* DESCRIPTION OF THE TASK *
Which of the lines below hold the word "West"? Pull each of them out.

* TASK INPUTS *
------------------------------------
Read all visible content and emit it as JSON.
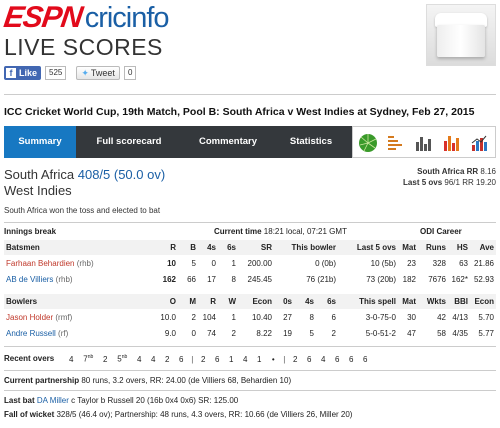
{
  "header": {
    "logo_espn": "ESPN",
    "logo_cricinfo": "cricinfo",
    "title": "LIVE SCORES"
  },
  "social": {
    "fb_label": "Like",
    "fb_count": "525",
    "tweet_label": "Tweet",
    "tweet_count": "0"
  },
  "match": {
    "title": "ICC Cricket World Cup, 19th Match, Pool B: South Africa v West Indies at Sydney, Feb 27, 2015"
  },
  "tabs": [
    "Summary",
    "Full scorecard",
    "Commentary",
    "Statistics"
  ],
  "tab_icons": [
    "pitch-map-icon",
    "scorecard-graph-icon",
    "manhattan-chart-icon",
    "worm-chart-icon",
    "run-rate-chart-icon"
  ],
  "score": {
    "team": "South Africa",
    "runs": "408/5 (50.0 ov)",
    "opponent": "West Indies",
    "rr_label": "South Africa RR",
    "rr_value": "8.16",
    "last5_label": "Last 5 ovs",
    "last5_value": "96/1 RR 19.20",
    "toss": "South Africa won the toss and elected to bat"
  },
  "innings": {
    "label": "Innings break",
    "current_time_label": "Current time",
    "current_time": "18:21 local, 07:21 GMT",
    "odi_career": "ODI Career"
  },
  "batsmen": {
    "headers": [
      "Batsmen",
      "R",
      "B",
      "4s",
      "6s",
      "SR",
      "This bowler",
      "Last 5 ovs",
      "Mat",
      "Runs",
      "HS",
      "Ave"
    ],
    "rows": [
      {
        "name": "Farhaan Behardien",
        "style": "(rhb)",
        "R": "10",
        "B": "5",
        "4s": "0",
        "6s": "1",
        "SR": "200.00",
        "this_bowler": "0 (0b)",
        "last5": "10 (5b)",
        "mat": "23",
        "runs": "328",
        "hs": "63",
        "ave": "21.86"
      },
      {
        "name": "AB de Villiers",
        "style": "(rhb)",
        "R": "162",
        "B": "66",
        "4s": "17",
        "6s": "8",
        "SR": "245.45",
        "this_bowler": "76 (21b)",
        "last5": "73 (20b)",
        "mat": "182",
        "runs": "7676",
        "hs": "162*",
        "ave": "52.93"
      }
    ]
  },
  "bowlers": {
    "headers": [
      "Bowlers",
      "O",
      "M",
      "R",
      "W",
      "Econ",
      "0s",
      "4s",
      "6s",
      "This spell",
      "Mat",
      "Wkts",
      "BBI",
      "Econ"
    ],
    "rows": [
      {
        "name": "Jason Holder",
        "style": "(rmf)",
        "O": "10.0",
        "M": "2",
        "R": "104",
        "W": "1",
        "Econ": "10.40",
        "0s": "27",
        "4s": "8",
        "6s": "6",
        "spell": "3-0-75-0",
        "mat": "30",
        "wkts": "42",
        "bbi": "4/13",
        "econ2": "5.70"
      },
      {
        "name": "Andre Russell",
        "style": "(rf)",
        "O": "9.0",
        "M": "0",
        "R": "74",
        "W": "2",
        "Econ": "8.22",
        "0s": "19",
        "4s": "5",
        "6s": "2",
        "spell": "5-0-51-2",
        "mat": "47",
        "wkts": "58",
        "bbi": "4/35",
        "econ2": "5.77"
      }
    ]
  },
  "recent_overs": {
    "label": "Recent overs",
    "balls": [
      "4",
      "7nb",
      "2",
      "5nb",
      "4",
      "4",
      "2",
      "6",
      "|",
      "2",
      "6",
      "1",
      "4",
      "1",
      "•",
      "|",
      "2",
      "6",
      "4",
      "6",
      "6",
      "6"
    ]
  },
  "partnership": {
    "label": "Current partnership",
    "text": "80 runs, 3.2 overs, RR: 24.00 (de Villiers 68, Behardien 10)"
  },
  "last_bat": {
    "label": "Last bat",
    "player": "DA Miller",
    "text": "c Taylor b Russell 20 (16b 0x4 0x6) SR: 125.00"
  },
  "fall_of_wicket": {
    "label": "Fall of wicket",
    "text": "328/5 (46.4 ov); Partnership: 48 runs, 4.3 overs, RR: 10.66 (de Villiers 26, Miller 20)"
  },
  "colors": {
    "espn_red": "#e20a1b",
    "cricinfo_blue": "#1a5fa5",
    "tab_active": "#1778c2",
    "tab_bar": "#34383c",
    "player_red": "#c0392b"
  }
}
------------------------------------
* YOUR SOLUTION *
    "title": "ICC Cricket World Cup, 19th Match, Pool B: South Africa v West Indies at Sydney, Feb 27, 2015"
    "opponent": "West Indies",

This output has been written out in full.